= WORK TASK =
As the answer, give every line of the records that includes the word "combined".

= AVAILABLE DATA =
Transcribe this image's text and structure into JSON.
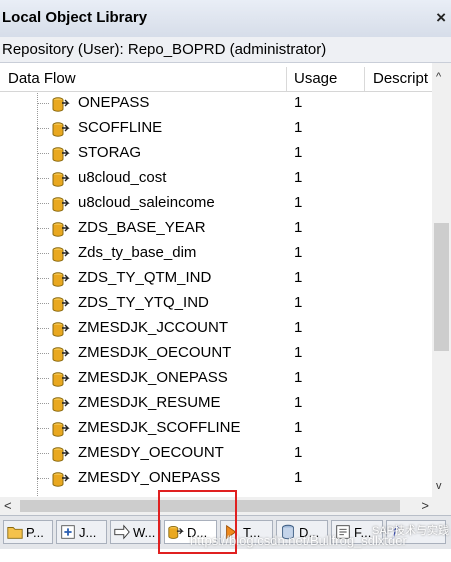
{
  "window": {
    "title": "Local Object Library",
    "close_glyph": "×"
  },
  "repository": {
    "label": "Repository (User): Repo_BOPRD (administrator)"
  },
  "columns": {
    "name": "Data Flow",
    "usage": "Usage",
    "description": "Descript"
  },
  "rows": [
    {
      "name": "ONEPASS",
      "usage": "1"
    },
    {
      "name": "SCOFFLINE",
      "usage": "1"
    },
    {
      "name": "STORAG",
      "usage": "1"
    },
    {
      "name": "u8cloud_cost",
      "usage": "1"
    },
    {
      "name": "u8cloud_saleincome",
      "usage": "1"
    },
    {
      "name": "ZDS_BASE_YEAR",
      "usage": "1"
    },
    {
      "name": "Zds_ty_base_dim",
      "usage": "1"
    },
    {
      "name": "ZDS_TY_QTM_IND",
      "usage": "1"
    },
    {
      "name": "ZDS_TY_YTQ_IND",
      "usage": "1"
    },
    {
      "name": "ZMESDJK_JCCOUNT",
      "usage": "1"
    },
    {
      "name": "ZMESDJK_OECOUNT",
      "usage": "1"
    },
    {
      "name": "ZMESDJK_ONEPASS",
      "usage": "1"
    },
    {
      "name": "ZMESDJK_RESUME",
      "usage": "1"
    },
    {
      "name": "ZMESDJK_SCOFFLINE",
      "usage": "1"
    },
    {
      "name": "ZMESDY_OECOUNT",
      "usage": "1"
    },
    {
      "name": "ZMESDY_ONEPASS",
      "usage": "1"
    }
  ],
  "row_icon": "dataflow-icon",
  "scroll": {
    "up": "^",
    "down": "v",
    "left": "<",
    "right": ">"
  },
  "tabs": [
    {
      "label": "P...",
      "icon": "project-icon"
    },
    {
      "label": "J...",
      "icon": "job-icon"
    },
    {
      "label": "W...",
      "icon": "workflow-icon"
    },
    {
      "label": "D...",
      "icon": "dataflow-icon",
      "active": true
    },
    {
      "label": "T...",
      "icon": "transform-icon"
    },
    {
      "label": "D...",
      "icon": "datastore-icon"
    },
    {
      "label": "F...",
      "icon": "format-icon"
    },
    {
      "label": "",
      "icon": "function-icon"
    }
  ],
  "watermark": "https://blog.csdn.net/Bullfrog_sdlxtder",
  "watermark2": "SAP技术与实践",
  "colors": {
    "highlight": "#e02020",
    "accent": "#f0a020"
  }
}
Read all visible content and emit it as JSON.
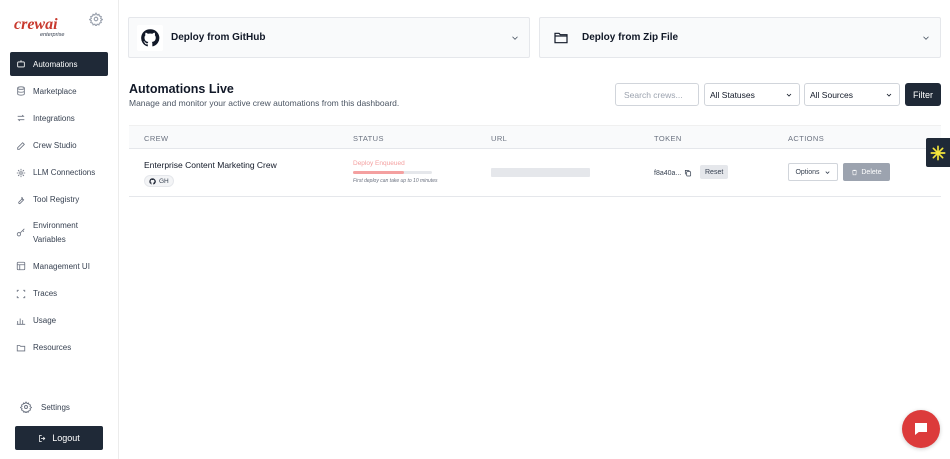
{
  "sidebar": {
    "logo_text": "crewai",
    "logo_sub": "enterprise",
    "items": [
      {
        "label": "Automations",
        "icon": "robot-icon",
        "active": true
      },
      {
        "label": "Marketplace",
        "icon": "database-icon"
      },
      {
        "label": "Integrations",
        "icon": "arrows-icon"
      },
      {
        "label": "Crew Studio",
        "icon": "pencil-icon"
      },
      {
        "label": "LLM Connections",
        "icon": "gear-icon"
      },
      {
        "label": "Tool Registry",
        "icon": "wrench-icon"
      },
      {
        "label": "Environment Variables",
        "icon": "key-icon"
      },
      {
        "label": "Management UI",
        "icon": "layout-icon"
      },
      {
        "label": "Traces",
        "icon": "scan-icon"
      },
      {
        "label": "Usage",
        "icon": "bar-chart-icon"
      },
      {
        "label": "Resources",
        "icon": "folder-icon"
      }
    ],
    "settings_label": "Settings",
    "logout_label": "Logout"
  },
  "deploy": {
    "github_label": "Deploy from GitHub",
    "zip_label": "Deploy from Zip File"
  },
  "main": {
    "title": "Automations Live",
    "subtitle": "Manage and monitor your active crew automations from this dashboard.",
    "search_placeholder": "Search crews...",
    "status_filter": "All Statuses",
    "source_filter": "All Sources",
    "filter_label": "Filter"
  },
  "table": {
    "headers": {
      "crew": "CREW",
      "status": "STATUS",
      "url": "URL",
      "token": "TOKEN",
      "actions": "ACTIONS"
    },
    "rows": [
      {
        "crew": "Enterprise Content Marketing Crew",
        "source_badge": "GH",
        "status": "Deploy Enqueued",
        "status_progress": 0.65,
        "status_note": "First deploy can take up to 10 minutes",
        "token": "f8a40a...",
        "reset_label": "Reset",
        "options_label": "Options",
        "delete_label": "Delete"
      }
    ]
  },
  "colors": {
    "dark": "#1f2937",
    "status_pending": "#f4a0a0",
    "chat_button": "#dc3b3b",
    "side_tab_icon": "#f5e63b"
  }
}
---
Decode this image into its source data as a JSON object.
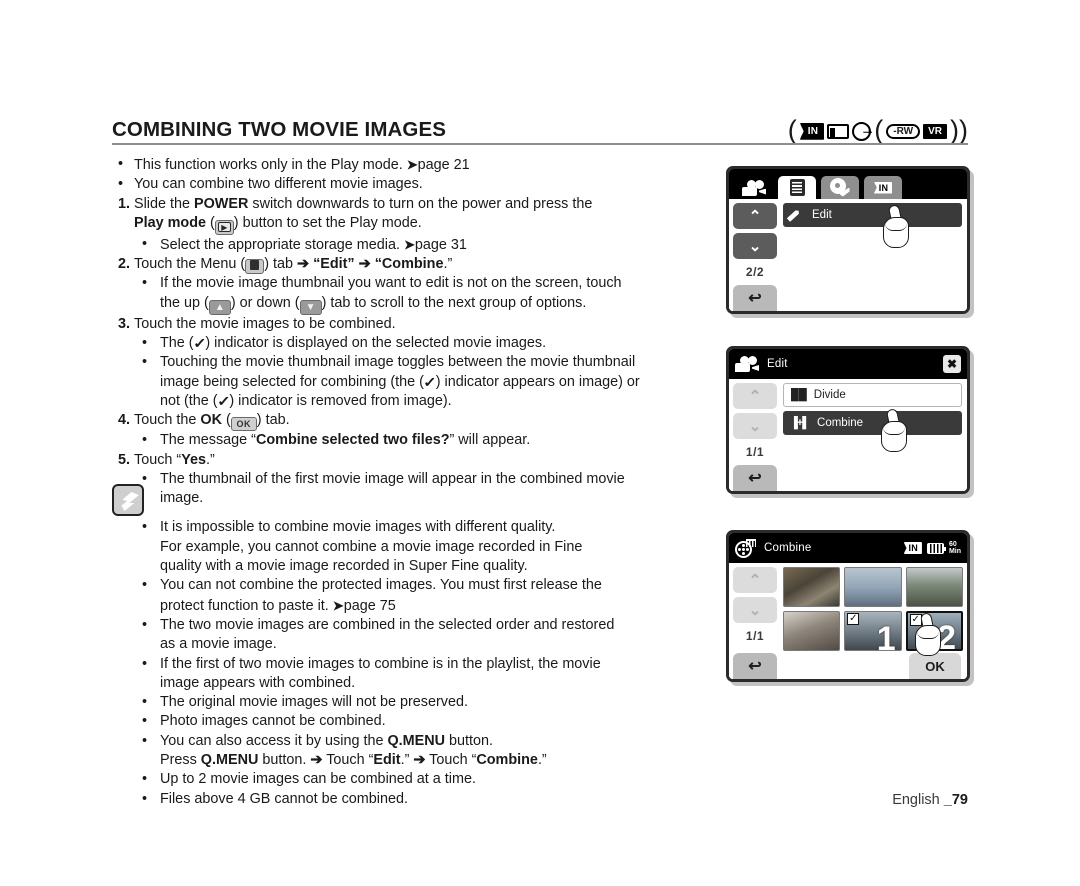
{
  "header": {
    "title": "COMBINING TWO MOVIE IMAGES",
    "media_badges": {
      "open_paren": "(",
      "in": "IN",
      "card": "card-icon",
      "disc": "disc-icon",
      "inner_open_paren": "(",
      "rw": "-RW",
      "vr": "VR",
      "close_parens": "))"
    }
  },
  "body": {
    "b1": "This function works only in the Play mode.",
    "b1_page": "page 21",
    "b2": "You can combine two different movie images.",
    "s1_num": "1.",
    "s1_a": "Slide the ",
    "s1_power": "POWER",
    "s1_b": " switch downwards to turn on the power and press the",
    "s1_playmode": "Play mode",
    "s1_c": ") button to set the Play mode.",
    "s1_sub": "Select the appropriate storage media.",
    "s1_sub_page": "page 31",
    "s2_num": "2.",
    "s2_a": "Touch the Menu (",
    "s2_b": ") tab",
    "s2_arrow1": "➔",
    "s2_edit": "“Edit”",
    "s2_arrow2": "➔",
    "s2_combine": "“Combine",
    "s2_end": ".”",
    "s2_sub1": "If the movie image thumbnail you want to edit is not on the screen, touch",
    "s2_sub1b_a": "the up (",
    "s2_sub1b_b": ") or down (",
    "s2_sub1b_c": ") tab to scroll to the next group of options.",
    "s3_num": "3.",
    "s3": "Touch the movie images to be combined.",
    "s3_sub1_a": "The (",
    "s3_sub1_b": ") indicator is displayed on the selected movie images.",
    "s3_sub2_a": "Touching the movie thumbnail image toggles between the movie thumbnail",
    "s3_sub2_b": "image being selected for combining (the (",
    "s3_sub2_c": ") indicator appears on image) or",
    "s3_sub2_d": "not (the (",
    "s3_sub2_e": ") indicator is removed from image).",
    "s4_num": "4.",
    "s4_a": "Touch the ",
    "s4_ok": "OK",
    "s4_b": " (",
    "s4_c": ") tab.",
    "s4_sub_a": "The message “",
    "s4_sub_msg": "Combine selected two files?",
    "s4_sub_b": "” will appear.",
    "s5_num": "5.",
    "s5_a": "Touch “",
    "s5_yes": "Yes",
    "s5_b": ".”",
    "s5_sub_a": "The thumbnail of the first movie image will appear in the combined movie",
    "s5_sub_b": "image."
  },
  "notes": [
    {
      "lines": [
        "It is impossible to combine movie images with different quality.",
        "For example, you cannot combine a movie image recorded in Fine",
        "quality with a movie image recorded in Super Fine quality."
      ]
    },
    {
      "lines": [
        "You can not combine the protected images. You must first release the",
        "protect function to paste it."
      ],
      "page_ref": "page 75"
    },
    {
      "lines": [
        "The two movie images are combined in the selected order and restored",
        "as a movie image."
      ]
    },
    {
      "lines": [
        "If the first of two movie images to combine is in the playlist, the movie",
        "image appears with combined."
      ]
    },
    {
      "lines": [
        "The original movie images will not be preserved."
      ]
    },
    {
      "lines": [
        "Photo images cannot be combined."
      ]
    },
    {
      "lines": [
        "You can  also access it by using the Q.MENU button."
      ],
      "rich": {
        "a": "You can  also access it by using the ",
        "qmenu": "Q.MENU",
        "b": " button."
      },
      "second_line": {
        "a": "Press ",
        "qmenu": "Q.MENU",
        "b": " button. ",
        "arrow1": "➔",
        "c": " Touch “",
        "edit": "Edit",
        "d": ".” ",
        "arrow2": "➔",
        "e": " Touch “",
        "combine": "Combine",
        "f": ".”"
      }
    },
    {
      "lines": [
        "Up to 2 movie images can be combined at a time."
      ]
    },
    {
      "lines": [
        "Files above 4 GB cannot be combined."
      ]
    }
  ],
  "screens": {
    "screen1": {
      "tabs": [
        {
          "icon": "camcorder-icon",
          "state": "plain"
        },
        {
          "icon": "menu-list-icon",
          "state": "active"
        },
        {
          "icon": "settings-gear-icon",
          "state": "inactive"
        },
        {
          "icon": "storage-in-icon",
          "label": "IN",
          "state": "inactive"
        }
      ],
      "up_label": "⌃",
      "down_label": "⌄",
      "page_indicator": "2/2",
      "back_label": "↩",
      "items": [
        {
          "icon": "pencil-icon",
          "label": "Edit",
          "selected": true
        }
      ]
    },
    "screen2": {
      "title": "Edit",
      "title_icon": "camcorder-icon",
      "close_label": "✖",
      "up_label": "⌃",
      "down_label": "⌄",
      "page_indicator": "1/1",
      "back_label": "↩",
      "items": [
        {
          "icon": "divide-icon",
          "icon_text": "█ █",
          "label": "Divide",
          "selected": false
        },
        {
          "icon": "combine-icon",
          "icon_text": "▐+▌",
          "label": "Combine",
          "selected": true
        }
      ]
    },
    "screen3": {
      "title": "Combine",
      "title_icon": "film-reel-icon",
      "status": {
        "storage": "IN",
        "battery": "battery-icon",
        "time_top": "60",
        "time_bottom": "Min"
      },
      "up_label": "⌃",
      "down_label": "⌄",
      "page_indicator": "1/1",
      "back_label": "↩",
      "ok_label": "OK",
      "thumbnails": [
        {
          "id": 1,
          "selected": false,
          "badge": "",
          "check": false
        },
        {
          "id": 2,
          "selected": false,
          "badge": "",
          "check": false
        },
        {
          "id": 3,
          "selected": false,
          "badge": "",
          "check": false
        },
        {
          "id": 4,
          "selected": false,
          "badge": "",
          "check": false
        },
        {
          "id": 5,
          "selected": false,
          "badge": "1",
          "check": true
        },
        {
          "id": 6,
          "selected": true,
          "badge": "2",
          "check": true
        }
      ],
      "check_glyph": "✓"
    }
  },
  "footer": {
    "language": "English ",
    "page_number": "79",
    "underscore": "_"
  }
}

= TASK ANSWER =
    "s3": "Touch the movie images to be combined.",
    "s5_sub_a": "The thumbnail of the first movie image will appear in the combined movie",
        "The two movie images are combined in the selected order and restored",
        "image appears with combined."
        "Photo images cannot be combined."
        "Up to 2 movie images can be combined at a time."
        "Files above 4 GB cannot be combined."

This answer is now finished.